RSNA 2016: More research, awareness needed in fight against prostate cancer

The negative impact of prostate cancer is woefully underestimated by the public, according to Colleen A. Lawton, MD, professor and vice chair of radiation oncology at the Medical College of Wisconsin. She reviewed the history of prostate cancer screening and treatment in the Annual Oration in Radiation Oncology address at RSNA 2016.

 - RSNA Concourse
RSNA 2016: What’s up with the new Joint Commission regulations?

A Tuesday, Nov. 29, presentation at RSNA 2016 featured Joint Commission member and practicing medical physicist Tyler S. Fisher, MD, discussing compliance in an imaging department, including the commission’s two new focuses: justification and dose optimization.

 - N. Reed Dunnick
RSNA 2016: Organizational change requires strong physician leadership

Academic medicine does a great job of producing physicians—but leaders? Not so much.

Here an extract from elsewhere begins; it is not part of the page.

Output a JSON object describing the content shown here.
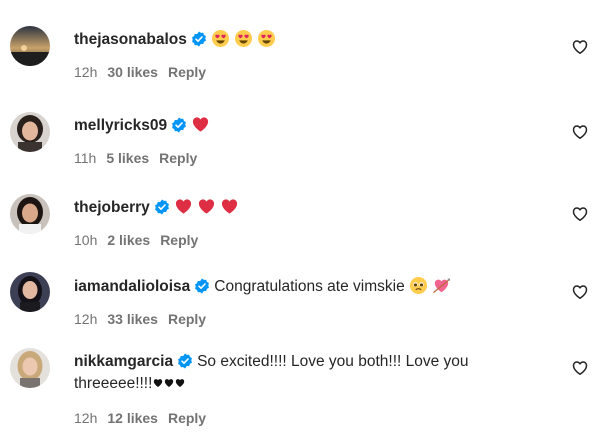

A lack of effective leadership can paralyze an organization, making affecting change all but impossible according to a Sunday afternoon session at RSNA 2016.

 - Michael Walter
RSNA 2016: It’s finally here!

Chicago watched its beloved Cubbies win the World Series earlier this month, and now the city welcomes the imaging industry for another exciting week of breaking news, fascinating presentations and state-of-the-art medical technology. What a fun November for the Windy City! With another RSNA officially underway at McCormick Place, what are you looking forward to the most this year? For me, it all boils down to one thing: the people. 

 - Richard Sharpe Jr., MD, MBA
You don’t have to spend a lot on QI to get a lot back

For the 30 radiologists who staff the medical imaging department at Kaiser Permanente Colorado, the heart of continuous quality improvement lies nearly hidden away in a previously untapped vein of “latent learning” opportunities.